So here is my solution:

1. Identify filesystem UUID and destination directory

Use some trick (gnome-disks on another system, listing /dev/disks/by-uuid as seen earlier) to find your filesystem's UUID.
Let's say it's aaDREAMa-aaaa-aaaa-aaaa-aFILESYSaaaa
Also prepare a directory to mount to. It should be empty.
Let's say it's /media/dest

2. Create fstab entry - do not use automount

Edit /etc/fstab to contain all configuration related to your filesystem.
It's not mandatory (you can specify the destination mount in the udev rule), but I think it's better to keep that configuration in a standard location. You can use something like this:

echo -e 'UUID=aaDREAMa-aaaa-aaaa-aaaa-aFILESYSaaaa /media/dest auto defaults,noauto 0 0' | sudo tee -a /etc/fstab

3. Create udev rules to mount / unmount whenever the device is connected / disconnected

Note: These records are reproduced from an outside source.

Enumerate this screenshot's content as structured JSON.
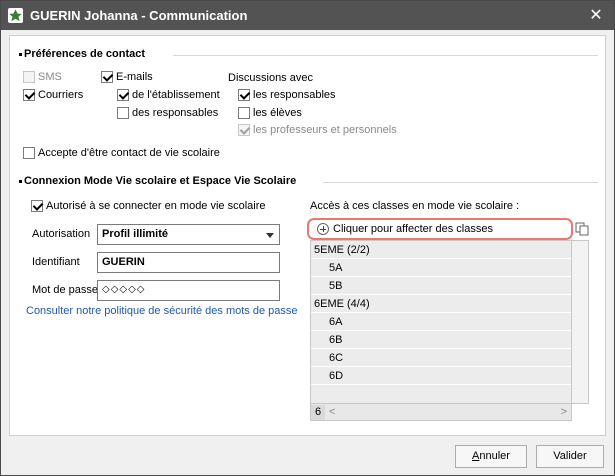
{
  "window": {
    "title": "GUERIN Johanna - Communication"
  },
  "preferences": {
    "section_title": "Préférences de contact",
    "sms_label": "SMS",
    "courriers_label": "Courriers",
    "emails_label": "E-mails",
    "etablissement_label": "de l'établissement",
    "responsables_label": "des responsables",
    "discussions_title": "Discussions avec",
    "disc_responsables_label": "les responsables",
    "disc_eleves_label": "les élèves",
    "disc_profs_label": "les professeurs et personnels",
    "accept_vie_scolaire_label": "Accepte d'être contact de vie scolaire",
    "states": {
      "sms": false,
      "courriers": true,
      "emails": true,
      "etablissement": true,
      "responsables": false,
      "disc_responsables": true,
      "disc_eleves": false,
      "disc_profs": true,
      "accept_vie_scolaire": false
    }
  },
  "connexion": {
    "section_title": "Connexion Mode Vie scolaire et Espace Vie Scolaire",
    "authorized_label": "Autorisé à se connecter en mode vie scolaire",
    "authorized_checked": true,
    "autorisation_label": "Autorisation",
    "autorisation_value": "Profil illimité",
    "identifiant_label": "Identifiant",
    "identifiant_value": "GUERIN",
    "password_label": "Mot de passe",
    "password_value": "◇◇◇◇◇",
    "security_link": "Consulter notre politique de sécurité des mots de passe",
    "classes_title": "Accès à ces classes en mode vie scolaire :",
    "add_classes_label": "Cliquer pour affecter des classes",
    "classes": [
      {
        "label": "5EME (2/2)",
        "level": 0
      },
      {
        "label": "5A",
        "level": 1
      },
      {
        "label": "5B",
        "level": 1
      },
      {
        "label": "6EME (4/4)",
        "level": 0
      },
      {
        "label": "6A",
        "level": 1
      },
      {
        "label": "6B",
        "level": 1
      },
      {
        "label": "6C",
        "level": 1
      },
      {
        "label": "6D",
        "level": 1
      }
    ],
    "classes_count": "6"
  },
  "buttons": {
    "cancel_label": "Annuler",
    "cancel_accesskey": "A",
    "validate_label": "Valider"
  },
  "colors": {
    "title_bar": "#535353",
    "highlight_border": "#e97871",
    "link": "#1e5aa8"
  }
}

This is the fun part. Create a file in /lib/udev/rules.d. I chose /lib/udev/rules.d/99-automount-usb.rules to make sure it runs last (after the by-uuid symlink has been created), and put two actions in it - one will mount the device when connected, and another dismounts it when it's disconnected:

echo 'ACTION=="add", ENV{ID_FS_UUID_ENC}=="aaDREAMa-aaaa-aaaa-aaaa-aFILESYSaaaa", RUN+="/bin/mount /dev/%k"' | sudo tee '/lib/udev/rules.d/99-automount-usb.rules'
echo 'ACTION=="remove", ENV{ID_FS_UUID_ENC}=="aaDREAMa-aaaa-aaaa-aaaa-aFILESYSaaaa", RUN+="/bin/umount /dev/%k"' | sudo tee -a '/lib/udev/rules.d/99-automount-usb.rules'

4. Test

Apply the settings using

sudo udevadm control --reload-rules

Now stop any processes interacting with the device (like Deluge), disconnect and reconnect it, and note the output of:

mount | grep /media/dest;ls /media/dest

If everything works, it should either return nothing when the drive is unplugged, and somthing like this when it is:

/dev/sdb1 on /media/dest type ext4 (rw,relatime,data=ordered)
<Files inside the mobile drive's filesystem>

Further reading: